TASK — What is needed is a word-for-word restatement of all the entries.

─── SUPPLIED MATERIAL

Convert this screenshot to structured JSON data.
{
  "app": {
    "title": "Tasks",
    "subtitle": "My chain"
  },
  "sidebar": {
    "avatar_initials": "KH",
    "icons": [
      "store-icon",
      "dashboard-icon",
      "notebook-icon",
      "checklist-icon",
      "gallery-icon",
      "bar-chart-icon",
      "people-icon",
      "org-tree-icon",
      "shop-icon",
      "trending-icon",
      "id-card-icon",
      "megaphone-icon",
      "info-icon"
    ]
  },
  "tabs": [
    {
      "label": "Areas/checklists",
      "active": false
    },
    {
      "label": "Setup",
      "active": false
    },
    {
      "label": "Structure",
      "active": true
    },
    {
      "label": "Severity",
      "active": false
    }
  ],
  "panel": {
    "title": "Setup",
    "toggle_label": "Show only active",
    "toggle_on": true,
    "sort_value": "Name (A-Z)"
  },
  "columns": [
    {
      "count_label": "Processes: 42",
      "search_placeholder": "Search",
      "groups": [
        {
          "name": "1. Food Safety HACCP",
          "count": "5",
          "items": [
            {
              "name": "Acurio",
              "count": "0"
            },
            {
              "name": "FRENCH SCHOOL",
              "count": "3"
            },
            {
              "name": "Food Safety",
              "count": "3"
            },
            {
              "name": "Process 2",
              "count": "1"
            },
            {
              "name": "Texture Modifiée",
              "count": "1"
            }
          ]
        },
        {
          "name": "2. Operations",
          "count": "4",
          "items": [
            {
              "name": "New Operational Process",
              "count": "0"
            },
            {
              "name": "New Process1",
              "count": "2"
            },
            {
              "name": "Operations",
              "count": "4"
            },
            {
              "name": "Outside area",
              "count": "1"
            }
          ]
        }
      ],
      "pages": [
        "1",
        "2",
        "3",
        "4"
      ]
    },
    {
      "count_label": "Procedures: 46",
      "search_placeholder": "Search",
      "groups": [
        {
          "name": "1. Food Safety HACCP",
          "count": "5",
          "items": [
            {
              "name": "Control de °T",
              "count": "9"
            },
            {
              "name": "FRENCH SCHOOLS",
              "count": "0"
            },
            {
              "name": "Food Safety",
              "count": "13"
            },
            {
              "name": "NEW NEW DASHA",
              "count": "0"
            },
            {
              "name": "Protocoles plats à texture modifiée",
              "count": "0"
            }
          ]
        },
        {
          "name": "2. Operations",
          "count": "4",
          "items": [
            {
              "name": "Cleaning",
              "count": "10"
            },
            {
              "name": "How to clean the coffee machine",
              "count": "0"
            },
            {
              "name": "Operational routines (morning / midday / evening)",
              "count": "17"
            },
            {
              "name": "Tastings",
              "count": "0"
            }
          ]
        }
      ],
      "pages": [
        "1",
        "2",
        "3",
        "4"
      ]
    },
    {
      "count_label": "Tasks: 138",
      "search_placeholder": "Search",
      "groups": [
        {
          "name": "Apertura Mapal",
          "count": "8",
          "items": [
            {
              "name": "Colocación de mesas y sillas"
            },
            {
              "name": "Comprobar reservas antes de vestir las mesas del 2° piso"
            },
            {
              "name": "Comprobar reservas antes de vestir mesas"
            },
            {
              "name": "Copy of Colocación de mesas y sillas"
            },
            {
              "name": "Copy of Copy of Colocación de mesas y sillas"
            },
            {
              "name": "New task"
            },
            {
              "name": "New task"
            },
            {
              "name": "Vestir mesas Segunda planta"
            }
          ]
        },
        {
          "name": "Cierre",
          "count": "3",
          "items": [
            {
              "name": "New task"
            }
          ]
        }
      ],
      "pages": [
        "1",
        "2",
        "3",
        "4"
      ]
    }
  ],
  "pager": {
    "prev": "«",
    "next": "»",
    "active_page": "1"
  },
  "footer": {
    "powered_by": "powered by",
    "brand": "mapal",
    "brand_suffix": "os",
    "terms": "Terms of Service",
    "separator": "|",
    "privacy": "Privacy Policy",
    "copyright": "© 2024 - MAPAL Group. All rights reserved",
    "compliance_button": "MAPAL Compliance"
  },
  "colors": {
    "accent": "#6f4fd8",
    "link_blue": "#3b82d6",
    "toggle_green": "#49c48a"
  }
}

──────

WRITTEN REPLY —
Convert this screenshot to structured JSON data.
{
  "app": {
    "title": "Tasks",
    "subtitle": "My chain"
  },
  "sidebar": {
    "avatar_initials": "KH",
    "icons": [
      "store-icon",
      "dashboard-icon",
      "notebook-icon",
      "checklist-icon",
      "gallery-icon",
      "bar-chart-icon",
      "people-icon",
      "org-tree-icon",
      "shop-icon",
      "trending-icon",
      "id-card-icon",
      "megaphone-icon",
      "info-icon"
    ]
  },
  "tabs": [
    {
      "label": "Areas/checklists",
      "active": false
    },
    {
      "label": "Setup",
      "active": false
    },
    {
      "label": "Structure",
      "active": true
    },
    {
      "label": "Severity",
      "active": false
    }
  ],
  "panel": {
    "title": "Setup",
    "toggle_label": "Show only active",
    "toggle_on": true,
    "sort_value": "Name (A-Z)"
  },
  "columns": [
    {
      "count_label": "Processes: 42",
      "search_placeholder": "Search",
      "groups": [
        {
          "name": "1. Food Safety HACCP",
          "count": "5",
          "items": [
            {
              "name": "Acurio",
              "count": "0"
            },
            {
              "name": "FRENCH SCHOOL",
              "count": "3"
            },
            {
              "name": "Food Safety",
              "count": "3"
            },
            {
              "name": "Process 2",
              "count": "1"
            },
            {
              "name": "Texture Modifiée",
              "count": "1"
            }
          ]
        },
        {
          "name": "2. Operations",
          "count": "4",
          "items": [
            {
              "name": "New Operational Process",
              "count": "0"
            },
            {
              "name": "New Process1",
              "count": "2"
            },
            {
              "name": "Operations",
              "count": "4"
            },
            {
              "name": "Outside area",
              "count": "1"
            }
          ]
        }
      ],
      "pages": [
        "1",
        "2",
        "3",
        "4"
      ]
    },
    {
      "count_label": "Procedures: 46",
      "search_placeholder": "Search",
      "groups": [
        {
          "name": "1. Food Safety HACCP",
          "count": "5",
          "items": [
            {
              "name": "Control de °T",
              "count": "9"
            },
            {
              "name": "FRENCH SCHOOLS",
              "count": "0"
            },
            {
              "name": "Food Safety",
              "count": "13"
            },
            {
              "name": "NEW NEW DASHA",
              "count": "0"
            },
            {
              "name": "Protocoles plats à texture modifiée",
              "count": "0"
            }
          ]
        },
        {
          "name": "2. Operations",
          "count": "4",
          "items": [
            {
              "name": "Cleaning",
              "count": "10"
            },
            {
              "name": "How to clean the coffee machine",
              "count": "0"
            },
            {
              "name": "Operational routines (morning / midday / evening)",
              "count": "17"
            },
            {
              "name": "Tastings",
              "count": "0"
            }
          ]
        }
      ],
      "pages": [
        "1",
        "2",
        "3",
        "4"
      ]
    },
    {
      "count_label": "Tasks: 138",
      "search_placeholder": "Search",
      "groups": [
        {
          "name": "Apertura Mapal",
          "count": "8",
          "items": [
            {
              "name": "Colocación de mesas y sillas"
            },
            {
              "name": "Comprobar reservas antes de vestir las mesas del 2° piso"
            },
            {
              "name": "Comprobar reservas antes de vestir mesas"
            },
            {
              "name": "Copy of Colocación de mesas y sillas"
            },
            {
              "name": "Copy of Copy of Colocación de mesas y sillas"
            },
            {
              "name": "New task"
            },
            {
              "name": "New task"
            },
            {
              "name": "Vestir mesas Segunda planta"
            }
          ]
        },
        {
          "name": "Cierre",
          "count": "3",
          "items": [
            {
              "name": "New task"
            }
          ]
        }
      ],
      "pages": [
        "1",
        "2",
        "3",
        "4"
      ]
    }
  ],
  "pager": {
    "prev": "«",
    "next": "»",
    "active_page": "1"
  },
  "footer": {
    "powered_by": "powered by",
    "brand": "mapal",
    "brand_suffix": "os",
    "terms": "Terms of Service",
    "separator": "|",
    "privacy": "Privacy Policy",
    "copyright": "© 2024 - MAPAL Group. All rights reserved",
    "compliance_button": "MAPAL Compliance"
  },
  "colors": {
    "accent": "#6f4fd8",
    "link_blue": "#3b82d6",
    "toggle_green": "#49c48a"
  }
}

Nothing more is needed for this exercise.